WHAT TO WORK ON >>
Below are the records; work out how many lines among them contain "JSON", and write nothing besides that number.

(THE INPUT)

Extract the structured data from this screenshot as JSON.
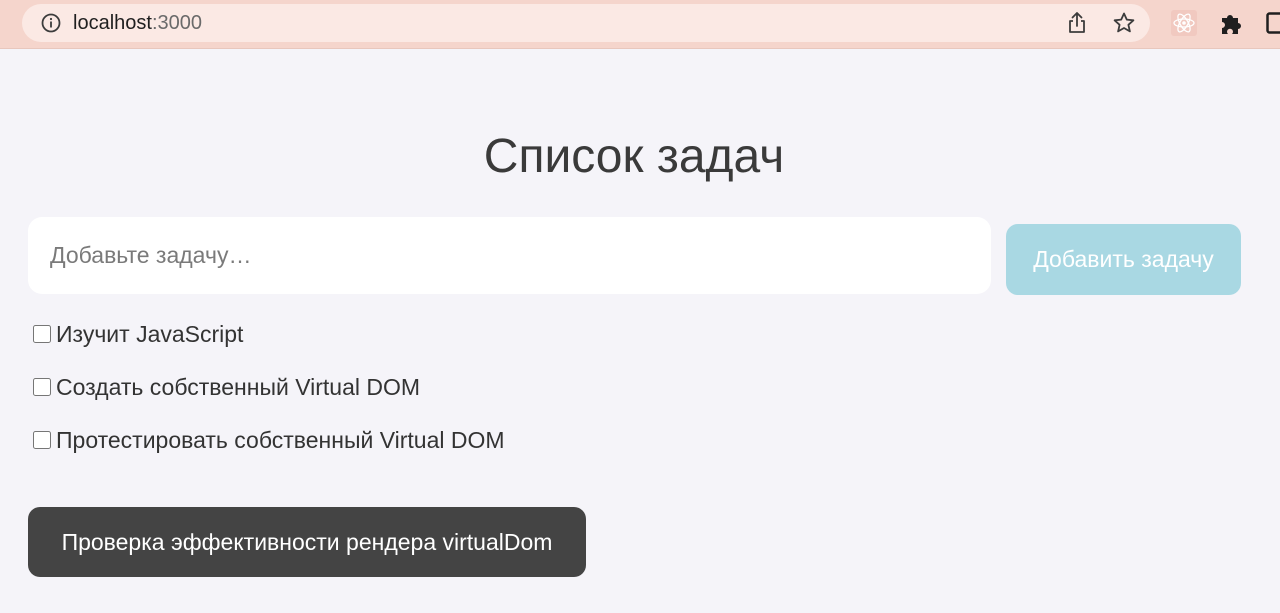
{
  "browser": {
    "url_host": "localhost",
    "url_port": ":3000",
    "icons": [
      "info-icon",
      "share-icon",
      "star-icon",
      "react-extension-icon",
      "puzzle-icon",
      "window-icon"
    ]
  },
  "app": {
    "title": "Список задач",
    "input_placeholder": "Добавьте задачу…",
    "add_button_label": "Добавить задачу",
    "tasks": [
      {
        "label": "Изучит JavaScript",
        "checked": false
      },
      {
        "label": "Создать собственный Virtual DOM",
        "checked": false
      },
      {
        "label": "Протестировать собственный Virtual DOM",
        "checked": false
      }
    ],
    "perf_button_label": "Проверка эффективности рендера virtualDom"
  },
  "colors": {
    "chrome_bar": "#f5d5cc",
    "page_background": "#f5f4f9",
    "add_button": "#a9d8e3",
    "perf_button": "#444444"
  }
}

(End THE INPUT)
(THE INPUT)

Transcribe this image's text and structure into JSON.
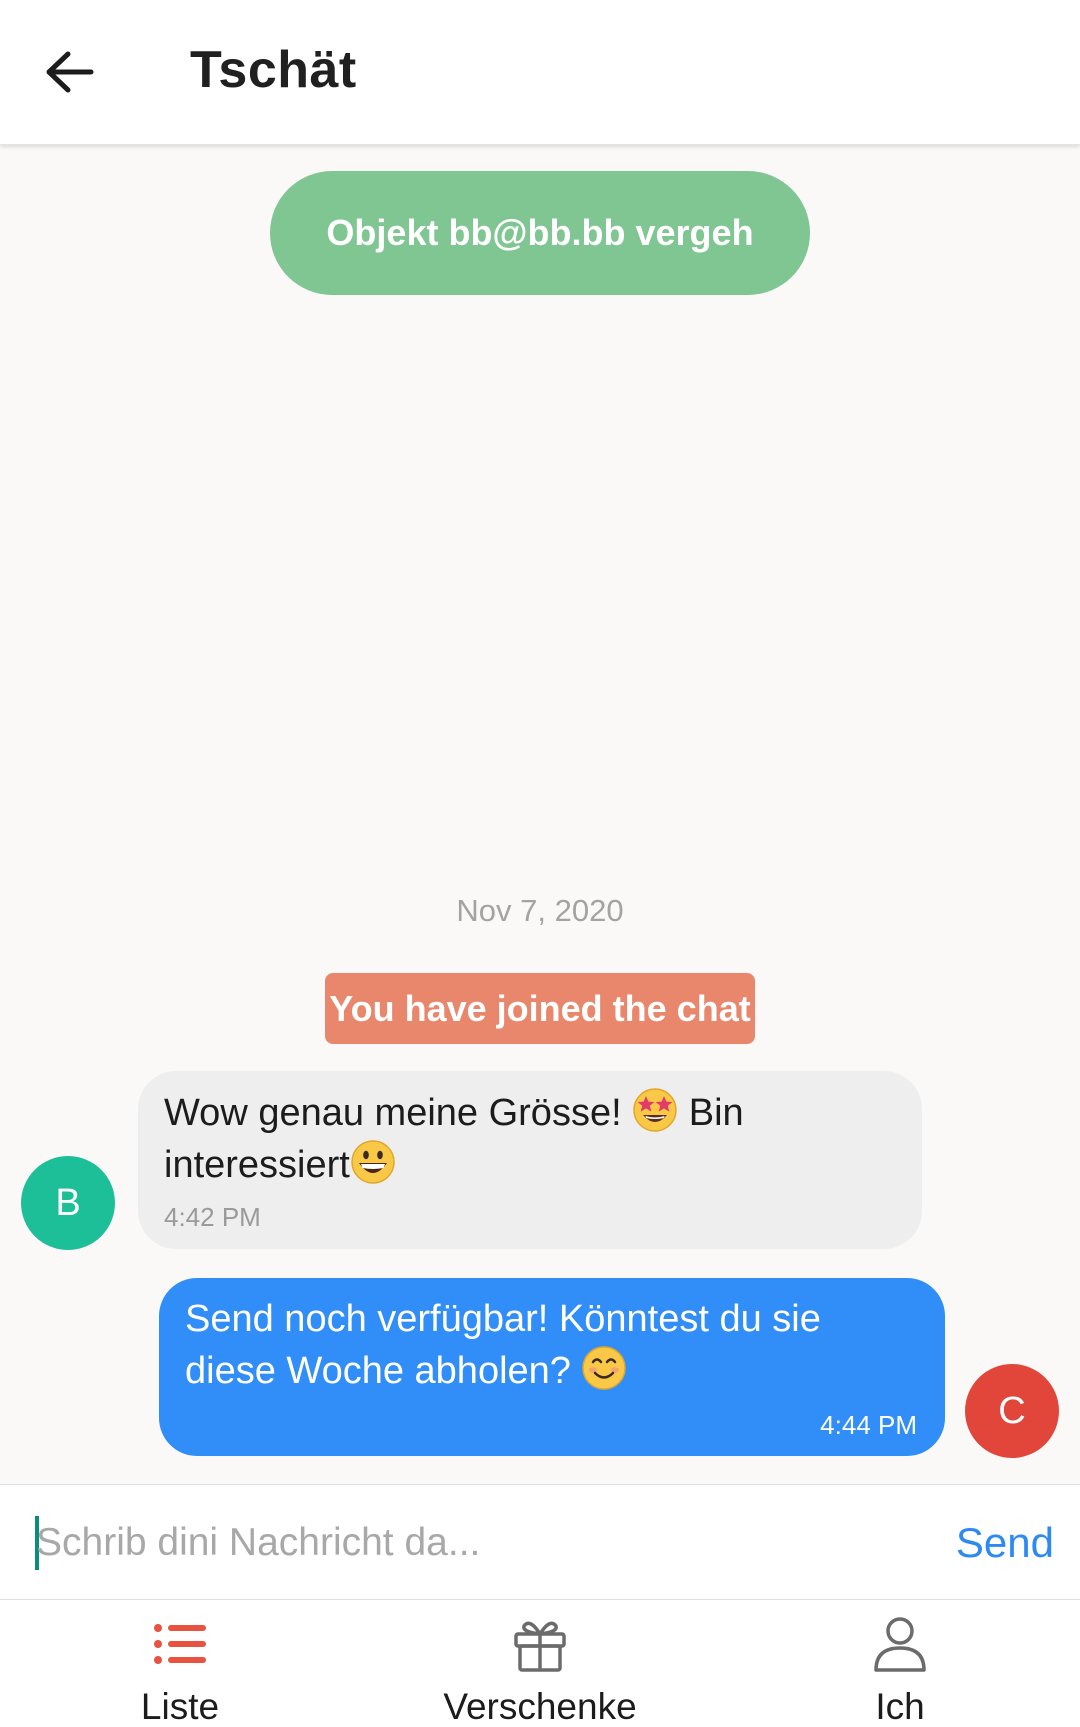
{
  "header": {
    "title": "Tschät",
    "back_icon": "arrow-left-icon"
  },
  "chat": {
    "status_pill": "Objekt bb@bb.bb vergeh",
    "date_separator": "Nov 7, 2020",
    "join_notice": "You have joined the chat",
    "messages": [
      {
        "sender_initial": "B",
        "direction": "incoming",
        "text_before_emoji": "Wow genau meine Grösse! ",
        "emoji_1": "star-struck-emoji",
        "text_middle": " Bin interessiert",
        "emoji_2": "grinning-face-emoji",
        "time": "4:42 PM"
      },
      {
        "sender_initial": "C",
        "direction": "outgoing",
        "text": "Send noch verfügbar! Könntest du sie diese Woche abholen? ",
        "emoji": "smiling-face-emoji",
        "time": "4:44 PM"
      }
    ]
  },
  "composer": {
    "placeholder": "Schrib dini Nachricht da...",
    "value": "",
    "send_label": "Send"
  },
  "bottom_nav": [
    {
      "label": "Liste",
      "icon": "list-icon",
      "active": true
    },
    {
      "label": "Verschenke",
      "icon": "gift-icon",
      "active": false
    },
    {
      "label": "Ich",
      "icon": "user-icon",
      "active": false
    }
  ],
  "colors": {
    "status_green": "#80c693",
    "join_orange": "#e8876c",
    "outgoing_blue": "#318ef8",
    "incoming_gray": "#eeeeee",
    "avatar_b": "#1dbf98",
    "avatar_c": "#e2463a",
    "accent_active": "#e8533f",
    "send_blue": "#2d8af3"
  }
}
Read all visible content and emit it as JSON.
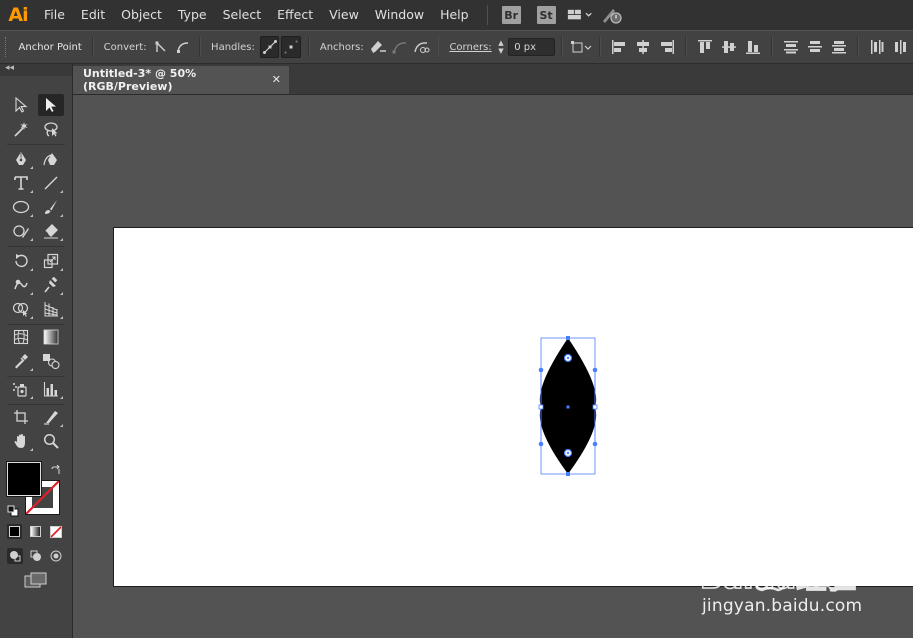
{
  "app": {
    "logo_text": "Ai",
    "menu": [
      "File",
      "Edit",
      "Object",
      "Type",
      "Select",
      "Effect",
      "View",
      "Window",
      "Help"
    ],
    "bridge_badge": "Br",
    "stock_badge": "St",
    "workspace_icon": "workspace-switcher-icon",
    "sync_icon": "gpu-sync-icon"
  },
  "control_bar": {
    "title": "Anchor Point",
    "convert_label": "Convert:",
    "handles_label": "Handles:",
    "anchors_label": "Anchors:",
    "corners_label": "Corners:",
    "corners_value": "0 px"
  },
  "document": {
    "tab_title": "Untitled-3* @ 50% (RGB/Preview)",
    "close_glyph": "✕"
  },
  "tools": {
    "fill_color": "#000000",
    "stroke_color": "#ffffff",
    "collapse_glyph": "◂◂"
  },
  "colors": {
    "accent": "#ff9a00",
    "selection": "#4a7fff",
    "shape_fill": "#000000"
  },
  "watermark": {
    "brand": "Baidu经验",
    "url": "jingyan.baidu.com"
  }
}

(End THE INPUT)

OUTPUT >>
3